START RECORDS SUPPLIED

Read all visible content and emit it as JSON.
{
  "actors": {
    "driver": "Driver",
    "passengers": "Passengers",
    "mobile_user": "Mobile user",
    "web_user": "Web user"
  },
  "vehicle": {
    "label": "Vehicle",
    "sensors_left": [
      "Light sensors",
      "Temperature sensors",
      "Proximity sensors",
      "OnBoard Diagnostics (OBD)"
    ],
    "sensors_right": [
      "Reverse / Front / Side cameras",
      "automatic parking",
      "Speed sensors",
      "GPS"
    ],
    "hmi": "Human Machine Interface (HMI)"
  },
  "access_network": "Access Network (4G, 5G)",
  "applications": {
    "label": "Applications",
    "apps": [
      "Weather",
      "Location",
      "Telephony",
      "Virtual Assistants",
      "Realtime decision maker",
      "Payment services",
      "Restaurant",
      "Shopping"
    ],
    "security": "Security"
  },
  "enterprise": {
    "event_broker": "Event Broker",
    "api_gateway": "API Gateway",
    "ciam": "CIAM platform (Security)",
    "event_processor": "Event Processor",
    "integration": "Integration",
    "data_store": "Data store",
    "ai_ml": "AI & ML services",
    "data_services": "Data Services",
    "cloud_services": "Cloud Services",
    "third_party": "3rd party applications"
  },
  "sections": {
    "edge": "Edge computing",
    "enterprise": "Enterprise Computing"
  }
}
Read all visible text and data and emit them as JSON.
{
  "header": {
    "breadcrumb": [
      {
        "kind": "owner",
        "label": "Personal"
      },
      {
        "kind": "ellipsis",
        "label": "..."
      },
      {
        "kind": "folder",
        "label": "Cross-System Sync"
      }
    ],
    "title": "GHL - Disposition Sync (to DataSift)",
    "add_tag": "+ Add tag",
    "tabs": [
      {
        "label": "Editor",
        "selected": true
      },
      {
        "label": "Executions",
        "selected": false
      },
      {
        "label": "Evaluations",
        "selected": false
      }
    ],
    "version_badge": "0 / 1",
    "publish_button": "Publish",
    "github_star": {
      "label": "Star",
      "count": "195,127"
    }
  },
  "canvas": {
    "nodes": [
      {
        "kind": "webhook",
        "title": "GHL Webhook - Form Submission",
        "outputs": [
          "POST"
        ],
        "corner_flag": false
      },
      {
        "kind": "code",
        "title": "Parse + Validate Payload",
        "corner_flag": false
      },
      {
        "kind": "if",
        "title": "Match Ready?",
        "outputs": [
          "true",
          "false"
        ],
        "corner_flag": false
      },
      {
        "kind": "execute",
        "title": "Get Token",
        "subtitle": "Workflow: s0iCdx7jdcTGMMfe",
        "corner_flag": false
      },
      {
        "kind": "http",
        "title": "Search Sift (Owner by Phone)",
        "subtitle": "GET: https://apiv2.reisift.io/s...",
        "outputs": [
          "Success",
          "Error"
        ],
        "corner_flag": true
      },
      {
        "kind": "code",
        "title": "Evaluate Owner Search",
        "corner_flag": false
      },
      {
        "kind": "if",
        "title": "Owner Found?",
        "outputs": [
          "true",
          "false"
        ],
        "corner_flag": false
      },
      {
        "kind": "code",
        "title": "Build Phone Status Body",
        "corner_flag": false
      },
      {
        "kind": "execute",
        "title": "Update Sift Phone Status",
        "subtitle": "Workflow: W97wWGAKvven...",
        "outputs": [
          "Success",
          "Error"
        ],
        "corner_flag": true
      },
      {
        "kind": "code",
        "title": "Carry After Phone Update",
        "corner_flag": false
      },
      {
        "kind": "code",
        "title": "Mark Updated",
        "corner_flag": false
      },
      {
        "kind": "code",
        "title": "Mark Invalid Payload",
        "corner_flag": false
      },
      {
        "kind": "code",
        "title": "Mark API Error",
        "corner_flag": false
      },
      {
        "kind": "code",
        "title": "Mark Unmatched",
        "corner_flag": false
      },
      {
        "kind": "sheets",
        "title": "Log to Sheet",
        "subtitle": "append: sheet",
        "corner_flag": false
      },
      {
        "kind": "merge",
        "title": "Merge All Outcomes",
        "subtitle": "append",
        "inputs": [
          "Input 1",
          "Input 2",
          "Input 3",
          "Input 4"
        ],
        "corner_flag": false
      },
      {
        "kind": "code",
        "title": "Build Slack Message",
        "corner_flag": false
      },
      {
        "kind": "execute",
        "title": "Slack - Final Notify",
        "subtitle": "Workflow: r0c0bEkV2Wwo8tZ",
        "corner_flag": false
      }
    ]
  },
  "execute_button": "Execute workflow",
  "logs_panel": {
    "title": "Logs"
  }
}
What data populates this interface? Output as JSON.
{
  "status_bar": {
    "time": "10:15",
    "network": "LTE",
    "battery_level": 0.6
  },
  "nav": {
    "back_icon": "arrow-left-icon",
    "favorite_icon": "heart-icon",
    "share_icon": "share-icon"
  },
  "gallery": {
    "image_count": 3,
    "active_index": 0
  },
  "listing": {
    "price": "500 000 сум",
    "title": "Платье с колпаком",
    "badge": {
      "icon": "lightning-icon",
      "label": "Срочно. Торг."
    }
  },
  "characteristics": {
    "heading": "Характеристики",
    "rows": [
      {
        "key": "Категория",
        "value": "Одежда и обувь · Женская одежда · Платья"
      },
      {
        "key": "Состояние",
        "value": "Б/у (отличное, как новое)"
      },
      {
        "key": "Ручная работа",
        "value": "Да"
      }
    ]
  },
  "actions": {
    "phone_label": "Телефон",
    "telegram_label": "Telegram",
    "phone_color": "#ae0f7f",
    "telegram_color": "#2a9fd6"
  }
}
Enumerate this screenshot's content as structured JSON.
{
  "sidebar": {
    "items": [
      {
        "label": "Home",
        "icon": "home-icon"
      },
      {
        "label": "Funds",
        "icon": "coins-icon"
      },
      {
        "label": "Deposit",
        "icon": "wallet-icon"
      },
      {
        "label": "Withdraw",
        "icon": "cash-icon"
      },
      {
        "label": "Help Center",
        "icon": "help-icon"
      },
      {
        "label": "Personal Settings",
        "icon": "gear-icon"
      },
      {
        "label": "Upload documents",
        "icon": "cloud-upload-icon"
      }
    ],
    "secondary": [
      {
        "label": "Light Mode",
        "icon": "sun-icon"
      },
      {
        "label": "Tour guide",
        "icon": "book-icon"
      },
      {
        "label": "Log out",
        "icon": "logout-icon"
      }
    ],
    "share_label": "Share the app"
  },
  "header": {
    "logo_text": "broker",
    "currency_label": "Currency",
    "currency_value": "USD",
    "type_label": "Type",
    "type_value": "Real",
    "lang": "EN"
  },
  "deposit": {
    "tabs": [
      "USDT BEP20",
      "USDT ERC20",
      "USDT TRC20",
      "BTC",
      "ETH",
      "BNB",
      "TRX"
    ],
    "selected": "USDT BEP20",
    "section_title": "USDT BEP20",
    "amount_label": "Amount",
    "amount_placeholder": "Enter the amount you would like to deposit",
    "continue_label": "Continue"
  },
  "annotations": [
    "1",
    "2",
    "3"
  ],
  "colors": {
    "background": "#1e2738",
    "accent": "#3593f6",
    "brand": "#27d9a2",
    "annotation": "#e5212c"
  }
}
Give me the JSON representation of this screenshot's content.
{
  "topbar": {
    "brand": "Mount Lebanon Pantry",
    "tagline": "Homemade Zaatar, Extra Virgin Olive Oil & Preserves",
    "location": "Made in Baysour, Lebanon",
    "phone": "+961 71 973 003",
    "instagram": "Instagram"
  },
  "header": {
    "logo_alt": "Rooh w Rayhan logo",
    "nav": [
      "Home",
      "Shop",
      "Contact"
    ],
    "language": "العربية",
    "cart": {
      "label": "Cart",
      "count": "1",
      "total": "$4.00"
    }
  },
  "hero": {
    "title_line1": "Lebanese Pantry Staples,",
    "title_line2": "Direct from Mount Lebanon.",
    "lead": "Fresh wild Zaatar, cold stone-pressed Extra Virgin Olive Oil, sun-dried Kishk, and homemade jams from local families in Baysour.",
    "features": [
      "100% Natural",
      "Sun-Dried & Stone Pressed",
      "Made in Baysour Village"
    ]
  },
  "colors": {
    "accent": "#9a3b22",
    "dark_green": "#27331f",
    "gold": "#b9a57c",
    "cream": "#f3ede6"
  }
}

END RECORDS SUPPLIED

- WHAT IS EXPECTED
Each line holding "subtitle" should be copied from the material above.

- EXPECTED ANSWER
        "subtitle": "Workflow: s0iCdx7jdcTGMMfe",
        "subtitle": "GET: https://apiv2.reisift.io/s...",
        "subtitle": "Workflow: W97wWGAKvven...",
        "subtitle": "append: sheet",
        "subtitle": "append",
        "subtitle": "Workflow: r0c0bEkV2Wwo8tZ",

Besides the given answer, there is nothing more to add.